  • AARP - American Association of Retired Persons
  • AFI - Assets for Independence
  • ARRA - American Recovery and Reinvestment Act
  • ATC - Adoption Tax Credit
  • CBPP - Center for Budget Policy and Priorities
  • CDCTC - Child and Dependent Care Tax Credit
  • CSD - Center for Social Development
  • CTC - Child Tax Credit
  • EIC - Earned Income Credit
  • EITC - Earned Income Tax Credit
  • FVPSA - Family Violence Prevention and Services Program
  • IRS - Internal Revenue Service
  • ITIN - Individual Tax Identification Number
  • NCTC - National Community Tax Coalition
  • NGA (Center for Best Practices) - National Governor's Association
  • NHSA - National Human Service Assembly
  • NNEDV - National Network to End Domestic Violence
  • NRCDV - National Resource Center on Domestic Violence
  • RAL - Refund Anticipation Loan
  • SSI - Supplemental Security Income
  • SSDI - Social Security Disability Insurance
  • TANF - Temporary Assistance for Needy Families
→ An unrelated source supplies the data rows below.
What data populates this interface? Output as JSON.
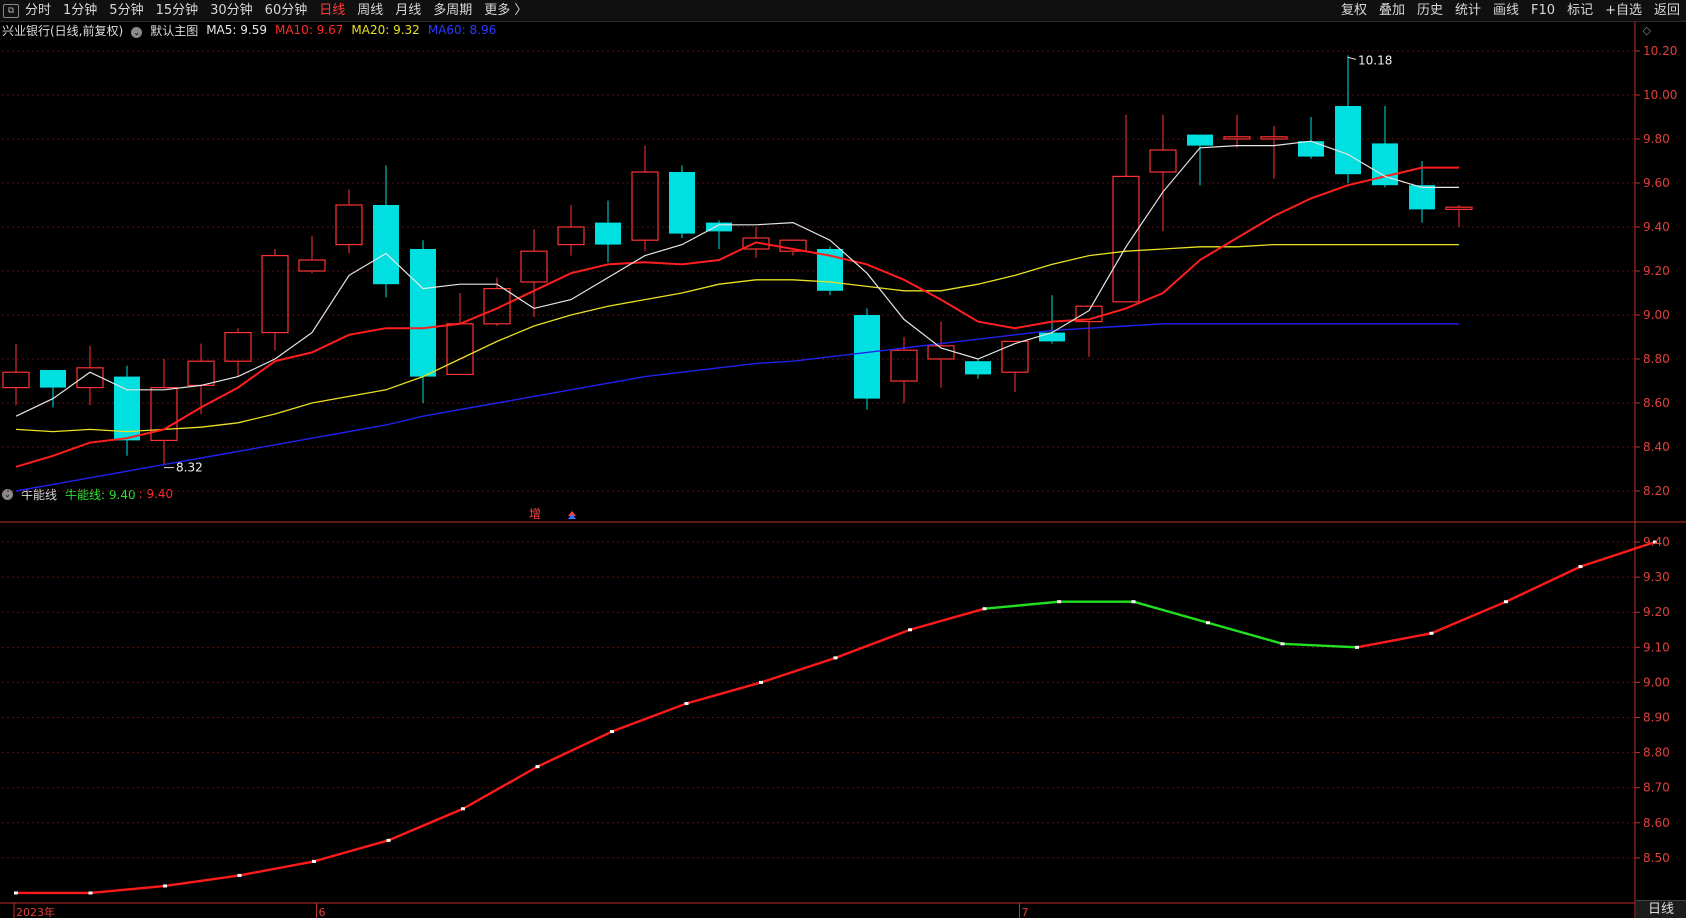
{
  "toolbar": {
    "left": [
      "分时",
      "1分钟",
      "5分钟",
      "15分钟",
      "30分钟",
      "60分钟",
      "日线",
      "周线",
      "月线",
      "多周期",
      "更多 〉"
    ],
    "active": "日线",
    "right": [
      "复权",
      "叠加",
      "历史",
      "统计",
      "画线",
      "F10",
      "标记",
      "+自选",
      "返回"
    ]
  },
  "main_info": {
    "name": "兴业银行(日线,前复权)",
    "template": "默认主图",
    "ma5": "MA5: 9.59",
    "ma10": "MA10: 9.67",
    "ma20": "MA20: 9.32",
    "ma60": "MA60: 8.96"
  },
  "sub_info": {
    "name": "牛能线",
    "value_label": "牛能线: 9.40",
    "value2": ": 9.40"
  },
  "markers": {
    "high": "10.18",
    "low": "8.32",
    "zeng": "增"
  },
  "colors": {
    "up": "#ff3232",
    "down": "#00e0e0",
    "ma5": "#e6e6e6",
    "ma10": "#ff1e1e",
    "ma20": "#e8e022",
    "ma60": "#2222ee",
    "bull_up": "#ff1a1a",
    "bull_down": "#20e020",
    "axis": "#c0302a"
  },
  "date_labels": [
    "2023年",
    "6",
    "7"
  ],
  "bottom_tab": "日线",
  "chart_data": [
    {
      "type": "candlestick",
      "title": "兴业银行(日线,前复权)",
      "ylim": [
        8.15,
        10.25
      ],
      "y_ticks": [
        8.2,
        8.4,
        8.6,
        8.8,
        9.0,
        9.2,
        9.4,
        9.6,
        9.8,
        10.0,
        10.2
      ],
      "candles": [
        {
          "o": 8.67,
          "h": 8.87,
          "l": 8.59,
          "c": 8.74
        },
        {
          "o": 8.75,
          "h": 8.75,
          "l": 8.58,
          "c": 8.67
        },
        {
          "o": 8.67,
          "h": 8.86,
          "l": 8.59,
          "c": 8.76
        },
        {
          "o": 8.72,
          "h": 8.77,
          "l": 8.36,
          "c": 8.43
        },
        {
          "o": 8.43,
          "h": 8.8,
          "l": 8.32,
          "c": 8.67
        },
        {
          "o": 8.68,
          "h": 8.87,
          "l": 8.55,
          "c": 8.79
        },
        {
          "o": 8.79,
          "h": 8.94,
          "l": 8.72,
          "c": 8.92
        },
        {
          "o": 8.92,
          "h": 9.3,
          "l": 8.84,
          "c": 9.27
        },
        {
          "o": 9.2,
          "h": 9.36,
          "l": 9.19,
          "c": 9.25
        },
        {
          "o": 9.32,
          "h": 9.57,
          "l": 9.28,
          "c": 9.5
        },
        {
          "o": 9.5,
          "h": 9.68,
          "l": 9.08,
          "c": 9.14
        },
        {
          "o": 9.3,
          "h": 9.34,
          "l": 8.6,
          "c": 8.72
        },
        {
          "o": 8.73,
          "h": 9.1,
          "l": 8.73,
          "c": 8.96
        },
        {
          "o": 8.96,
          "h": 9.17,
          "l": 8.95,
          "c": 9.12
        },
        {
          "o": 9.15,
          "h": 9.39,
          "l": 8.99,
          "c": 9.29
        },
        {
          "o": 9.32,
          "h": 9.5,
          "l": 9.27,
          "c": 9.4
        },
        {
          "o": 9.42,
          "h": 9.52,
          "l": 9.24,
          "c": 9.32
        },
        {
          "o": 9.34,
          "h": 9.77,
          "l": 9.29,
          "c": 9.65
        },
        {
          "o": 9.65,
          "h": 9.68,
          "l": 9.35,
          "c": 9.37
        },
        {
          "o": 9.42,
          "h": 9.43,
          "l": 9.3,
          "c": 9.38
        },
        {
          "o": 9.3,
          "h": 9.4,
          "l": 9.26,
          "c": 9.35
        },
        {
          "o": 9.29,
          "h": 9.34,
          "l": 9.27,
          "c": 9.34
        },
        {
          "o": 9.3,
          "h": 9.31,
          "l": 9.09,
          "c": 9.11
        },
        {
          "o": 9.0,
          "h": 9.03,
          "l": 8.57,
          "c": 8.62
        },
        {
          "o": 8.7,
          "h": 8.9,
          "l": 8.6,
          "c": 8.84
        },
        {
          "o": 8.8,
          "h": 8.97,
          "l": 8.67,
          "c": 8.86
        },
        {
          "o": 8.79,
          "h": 8.8,
          "l": 8.71,
          "c": 8.73
        },
        {
          "o": 8.74,
          "h": 8.88,
          "l": 8.65,
          "c": 8.88
        },
        {
          "o": 8.92,
          "h": 9.09,
          "l": 8.87,
          "c": 8.88
        },
        {
          "o": 8.97,
          "h": 9.04,
          "l": 8.81,
          "c": 9.04
        },
        {
          "o": 9.06,
          "h": 9.91,
          "l": 9.06,
          "c": 9.63
        },
        {
          "o": 9.65,
          "h": 9.91,
          "l": 9.38,
          "c": 9.75
        },
        {
          "o": 9.82,
          "h": 9.82,
          "l": 9.59,
          "c": 9.77
        },
        {
          "o": 9.8,
          "h": 9.91,
          "l": 9.76,
          "c": 9.81
        },
        {
          "o": 9.8,
          "h": 9.86,
          "l": 9.62,
          "c": 9.81
        },
        {
          "o": 9.79,
          "h": 9.9,
          "l": 9.71,
          "c": 9.72
        },
        {
          "o": 9.95,
          "h": 10.18,
          "l": 9.6,
          "c": 9.64
        },
        {
          "o": 9.78,
          "h": 9.95,
          "l": 9.58,
          "c": 9.59
        },
        {
          "o": 9.59,
          "h": 9.7,
          "l": 9.42,
          "c": 9.48
        },
        {
          "o": 9.48,
          "h": 9.5,
          "l": 9.4,
          "c": 9.49
        }
      ],
      "ma5": [
        8.54,
        8.62,
        8.74,
        8.66,
        8.66,
        8.68,
        8.72,
        8.8,
        8.92,
        9.18,
        9.28,
        9.12,
        9.14,
        9.14,
        9.03,
        9.07,
        9.17,
        9.27,
        9.32,
        9.41,
        9.41,
        9.42,
        9.34,
        9.19,
        8.98,
        8.85,
        8.8,
        8.87,
        8.92,
        9.02,
        9.31,
        9.56,
        9.76,
        9.77,
        9.77,
        9.79,
        9.73,
        9.63,
        9.58
      ],
      "ma10": [
        8.31,
        8.36,
        8.42,
        8.44,
        8.48,
        8.58,
        8.67,
        8.79,
        8.83,
        8.91,
        8.94,
        8.94,
        8.96,
        9.03,
        9.11,
        9.19,
        9.23,
        9.24,
        9.23,
        9.25,
        9.33,
        9.3,
        9.27,
        9.23,
        9.16,
        9.07,
        8.97,
        8.94,
        8.97,
        8.98,
        9.03,
        9.1,
        9.25,
        9.35,
        9.45,
        9.53,
        9.59,
        9.63,
        9.67
      ],
      "ma20": [
        8.48,
        8.47,
        8.48,
        8.47,
        8.48,
        8.49,
        8.51,
        8.55,
        8.6,
        8.63,
        8.66,
        8.72,
        8.8,
        8.88,
        8.95,
        9.0,
        9.04,
        9.07,
        9.1,
        9.14,
        9.16,
        9.16,
        9.15,
        9.13,
        9.11,
        9.11,
        9.14,
        9.18,
        9.23,
        9.27,
        9.29,
        9.3,
        9.31,
        9.31,
        9.32
      ],
      "ma60": [
        8.2,
        8.23,
        8.26,
        8.29,
        8.32,
        8.35,
        8.38,
        8.41,
        8.44,
        8.47,
        8.5,
        8.54,
        8.57,
        8.6,
        8.63,
        8.66,
        8.69,
        8.72,
        8.74,
        8.76,
        8.78,
        8.79,
        8.81,
        8.83,
        8.85,
        8.87,
        8.89,
        8.91,
        8.93,
        8.94,
        8.95,
        8.96,
        8.96,
        8.96,
        8.96,
        8.96
      ]
    },
    {
      "type": "line",
      "title": "牛能线",
      "ylim": [
        8.38,
        9.44
      ],
      "y_ticks": [
        8.5,
        8.6,
        8.7,
        8.8,
        8.9,
        9.0,
        9.1,
        9.2,
        9.3,
        9.4
      ],
      "values": [
        8.4,
        8.4,
        8.42,
        8.45,
        8.49,
        8.55,
        8.64,
        8.76,
        8.86,
        8.94,
        9.0,
        9.07,
        9.15,
        9.21,
        9.23,
        9.23,
        9.17,
        9.11,
        9.1,
        9.14,
        9.23,
        9.33,
        9.4
      ],
      "down_segments": [
        [
          13,
          18
        ]
      ]
    }
  ]
}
  • TCE - Tax Counseling for the Elderly
  • VITA - Volunteer Income Tax Assistance Program